Data items:
<<<<
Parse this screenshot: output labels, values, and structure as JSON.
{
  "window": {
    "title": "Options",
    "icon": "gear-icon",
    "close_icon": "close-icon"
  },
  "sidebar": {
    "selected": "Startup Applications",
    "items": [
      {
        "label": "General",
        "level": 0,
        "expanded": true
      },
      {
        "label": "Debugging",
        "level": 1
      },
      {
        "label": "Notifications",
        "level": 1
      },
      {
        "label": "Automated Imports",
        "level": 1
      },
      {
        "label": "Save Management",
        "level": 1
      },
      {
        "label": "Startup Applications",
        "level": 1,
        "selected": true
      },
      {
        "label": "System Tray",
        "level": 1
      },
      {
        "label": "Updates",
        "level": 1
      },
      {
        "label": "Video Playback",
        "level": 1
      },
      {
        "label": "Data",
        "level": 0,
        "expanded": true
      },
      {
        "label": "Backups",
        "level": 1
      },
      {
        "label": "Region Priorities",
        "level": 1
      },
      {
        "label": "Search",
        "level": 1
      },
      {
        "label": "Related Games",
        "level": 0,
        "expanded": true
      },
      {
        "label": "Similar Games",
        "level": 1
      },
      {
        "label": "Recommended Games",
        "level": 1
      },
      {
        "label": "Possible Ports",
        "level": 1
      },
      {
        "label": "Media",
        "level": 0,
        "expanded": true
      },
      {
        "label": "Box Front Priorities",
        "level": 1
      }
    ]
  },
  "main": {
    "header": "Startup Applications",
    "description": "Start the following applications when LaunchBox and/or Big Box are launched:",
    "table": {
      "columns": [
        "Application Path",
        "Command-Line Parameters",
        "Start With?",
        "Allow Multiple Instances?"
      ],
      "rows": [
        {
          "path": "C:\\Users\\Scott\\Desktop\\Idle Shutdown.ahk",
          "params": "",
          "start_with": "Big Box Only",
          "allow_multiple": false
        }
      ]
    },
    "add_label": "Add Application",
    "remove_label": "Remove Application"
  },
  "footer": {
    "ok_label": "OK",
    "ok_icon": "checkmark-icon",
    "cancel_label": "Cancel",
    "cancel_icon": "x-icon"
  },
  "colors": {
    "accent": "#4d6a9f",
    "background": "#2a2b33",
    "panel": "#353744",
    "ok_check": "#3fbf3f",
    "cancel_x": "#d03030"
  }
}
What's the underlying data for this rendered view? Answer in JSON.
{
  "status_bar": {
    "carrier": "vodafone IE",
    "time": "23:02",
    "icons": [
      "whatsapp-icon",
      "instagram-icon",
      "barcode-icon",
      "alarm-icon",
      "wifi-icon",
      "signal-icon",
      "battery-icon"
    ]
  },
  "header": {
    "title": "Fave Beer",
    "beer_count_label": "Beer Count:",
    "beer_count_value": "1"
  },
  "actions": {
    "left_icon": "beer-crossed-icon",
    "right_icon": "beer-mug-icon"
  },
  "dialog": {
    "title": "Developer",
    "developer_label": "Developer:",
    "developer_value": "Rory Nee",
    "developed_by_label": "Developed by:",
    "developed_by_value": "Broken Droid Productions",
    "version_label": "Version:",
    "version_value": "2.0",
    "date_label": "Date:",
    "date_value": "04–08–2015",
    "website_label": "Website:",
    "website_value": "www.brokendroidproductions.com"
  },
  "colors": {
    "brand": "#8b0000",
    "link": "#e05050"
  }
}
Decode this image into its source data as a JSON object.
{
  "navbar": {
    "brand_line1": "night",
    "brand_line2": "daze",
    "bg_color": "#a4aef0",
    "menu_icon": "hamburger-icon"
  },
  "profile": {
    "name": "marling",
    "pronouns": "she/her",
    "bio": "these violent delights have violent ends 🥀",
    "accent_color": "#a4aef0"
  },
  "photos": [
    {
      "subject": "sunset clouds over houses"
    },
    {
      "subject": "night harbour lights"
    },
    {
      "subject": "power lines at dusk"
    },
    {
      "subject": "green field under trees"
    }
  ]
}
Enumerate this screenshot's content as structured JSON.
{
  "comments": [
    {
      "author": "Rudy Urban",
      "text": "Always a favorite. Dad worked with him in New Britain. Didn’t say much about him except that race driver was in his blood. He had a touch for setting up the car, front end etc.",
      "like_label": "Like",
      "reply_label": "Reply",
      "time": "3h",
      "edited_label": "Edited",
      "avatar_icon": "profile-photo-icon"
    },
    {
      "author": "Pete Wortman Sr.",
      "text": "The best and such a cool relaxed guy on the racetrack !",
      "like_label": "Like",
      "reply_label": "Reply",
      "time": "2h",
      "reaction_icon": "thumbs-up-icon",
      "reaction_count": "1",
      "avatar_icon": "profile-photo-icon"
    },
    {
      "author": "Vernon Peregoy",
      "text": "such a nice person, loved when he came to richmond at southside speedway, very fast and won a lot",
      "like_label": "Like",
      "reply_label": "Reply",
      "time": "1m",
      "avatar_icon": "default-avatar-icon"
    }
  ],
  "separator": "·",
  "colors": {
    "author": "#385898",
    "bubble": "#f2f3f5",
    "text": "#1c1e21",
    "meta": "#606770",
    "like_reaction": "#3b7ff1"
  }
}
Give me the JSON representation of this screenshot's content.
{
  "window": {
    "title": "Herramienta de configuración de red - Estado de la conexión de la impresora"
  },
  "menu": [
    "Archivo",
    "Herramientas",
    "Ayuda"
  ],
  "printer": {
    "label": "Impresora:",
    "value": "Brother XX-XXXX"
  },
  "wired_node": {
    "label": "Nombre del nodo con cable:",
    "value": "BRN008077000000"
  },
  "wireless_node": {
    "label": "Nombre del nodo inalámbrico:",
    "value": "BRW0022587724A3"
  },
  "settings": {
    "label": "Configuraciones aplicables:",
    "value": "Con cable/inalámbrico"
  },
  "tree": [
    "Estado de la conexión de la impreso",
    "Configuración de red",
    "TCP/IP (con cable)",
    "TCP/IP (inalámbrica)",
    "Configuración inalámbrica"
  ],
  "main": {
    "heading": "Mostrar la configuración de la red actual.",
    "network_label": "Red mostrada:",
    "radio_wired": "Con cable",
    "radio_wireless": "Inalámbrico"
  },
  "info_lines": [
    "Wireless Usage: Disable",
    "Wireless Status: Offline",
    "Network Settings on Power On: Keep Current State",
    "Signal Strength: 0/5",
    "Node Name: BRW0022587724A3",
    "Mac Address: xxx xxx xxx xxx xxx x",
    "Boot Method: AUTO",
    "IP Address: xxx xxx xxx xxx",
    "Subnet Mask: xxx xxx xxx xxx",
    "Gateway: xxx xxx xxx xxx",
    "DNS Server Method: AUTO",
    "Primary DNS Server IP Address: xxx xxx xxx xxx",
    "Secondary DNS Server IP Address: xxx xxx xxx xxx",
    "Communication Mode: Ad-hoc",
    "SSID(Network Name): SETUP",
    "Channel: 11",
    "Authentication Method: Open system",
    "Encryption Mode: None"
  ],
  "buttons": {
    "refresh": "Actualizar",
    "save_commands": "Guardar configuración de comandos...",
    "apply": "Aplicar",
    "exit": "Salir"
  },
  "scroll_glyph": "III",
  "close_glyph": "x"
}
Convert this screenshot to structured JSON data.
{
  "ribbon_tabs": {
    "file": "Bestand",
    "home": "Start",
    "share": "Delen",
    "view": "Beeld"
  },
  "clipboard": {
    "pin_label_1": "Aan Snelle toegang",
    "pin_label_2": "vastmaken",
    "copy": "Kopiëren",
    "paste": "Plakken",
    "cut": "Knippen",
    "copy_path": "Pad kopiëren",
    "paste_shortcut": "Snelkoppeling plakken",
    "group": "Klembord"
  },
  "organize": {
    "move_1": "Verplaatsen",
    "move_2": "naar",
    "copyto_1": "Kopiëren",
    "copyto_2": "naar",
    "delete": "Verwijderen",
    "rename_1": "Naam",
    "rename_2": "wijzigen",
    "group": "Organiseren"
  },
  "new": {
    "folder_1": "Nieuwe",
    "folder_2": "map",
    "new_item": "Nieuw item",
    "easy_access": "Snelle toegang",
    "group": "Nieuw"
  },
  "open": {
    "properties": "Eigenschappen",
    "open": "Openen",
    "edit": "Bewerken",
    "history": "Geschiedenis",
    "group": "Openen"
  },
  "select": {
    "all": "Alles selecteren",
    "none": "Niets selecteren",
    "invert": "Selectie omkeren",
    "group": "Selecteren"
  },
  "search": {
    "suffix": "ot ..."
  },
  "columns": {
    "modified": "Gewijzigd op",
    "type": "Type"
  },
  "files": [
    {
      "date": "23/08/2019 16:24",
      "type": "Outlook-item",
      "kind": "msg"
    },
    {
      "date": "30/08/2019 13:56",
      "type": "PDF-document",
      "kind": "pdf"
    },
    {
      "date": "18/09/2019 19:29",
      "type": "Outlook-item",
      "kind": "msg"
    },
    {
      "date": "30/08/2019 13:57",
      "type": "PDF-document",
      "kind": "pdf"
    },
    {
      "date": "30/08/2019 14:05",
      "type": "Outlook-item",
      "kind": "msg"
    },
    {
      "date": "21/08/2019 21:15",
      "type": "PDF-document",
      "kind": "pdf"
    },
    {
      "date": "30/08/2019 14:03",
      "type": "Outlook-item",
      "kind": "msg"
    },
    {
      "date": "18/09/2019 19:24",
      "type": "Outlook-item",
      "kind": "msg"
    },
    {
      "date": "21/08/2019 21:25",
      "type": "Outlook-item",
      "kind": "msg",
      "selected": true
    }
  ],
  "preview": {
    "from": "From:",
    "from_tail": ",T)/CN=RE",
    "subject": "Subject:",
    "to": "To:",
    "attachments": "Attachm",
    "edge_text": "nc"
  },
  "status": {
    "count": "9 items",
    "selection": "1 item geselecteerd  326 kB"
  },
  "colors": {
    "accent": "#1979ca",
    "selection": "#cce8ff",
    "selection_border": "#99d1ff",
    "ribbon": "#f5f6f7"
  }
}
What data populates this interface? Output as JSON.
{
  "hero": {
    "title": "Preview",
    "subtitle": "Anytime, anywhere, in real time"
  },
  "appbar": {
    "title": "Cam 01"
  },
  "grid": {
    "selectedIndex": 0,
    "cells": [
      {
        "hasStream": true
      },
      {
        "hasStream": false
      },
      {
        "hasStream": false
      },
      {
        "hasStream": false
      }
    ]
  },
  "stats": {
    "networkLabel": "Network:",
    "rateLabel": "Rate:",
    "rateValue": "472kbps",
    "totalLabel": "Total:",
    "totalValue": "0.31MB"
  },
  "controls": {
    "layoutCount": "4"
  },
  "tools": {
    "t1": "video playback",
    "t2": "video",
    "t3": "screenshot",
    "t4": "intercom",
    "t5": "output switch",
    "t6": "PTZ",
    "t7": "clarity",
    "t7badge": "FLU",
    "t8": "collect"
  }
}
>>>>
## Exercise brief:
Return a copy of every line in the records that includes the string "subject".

## Response to this exercise:
      "subject": "sunset clouds over houses"
      "subject": "night harbour lights"
      "subject": "power lines at dusk"
      "subject": "green field under trees"
    "subject": "Subject:",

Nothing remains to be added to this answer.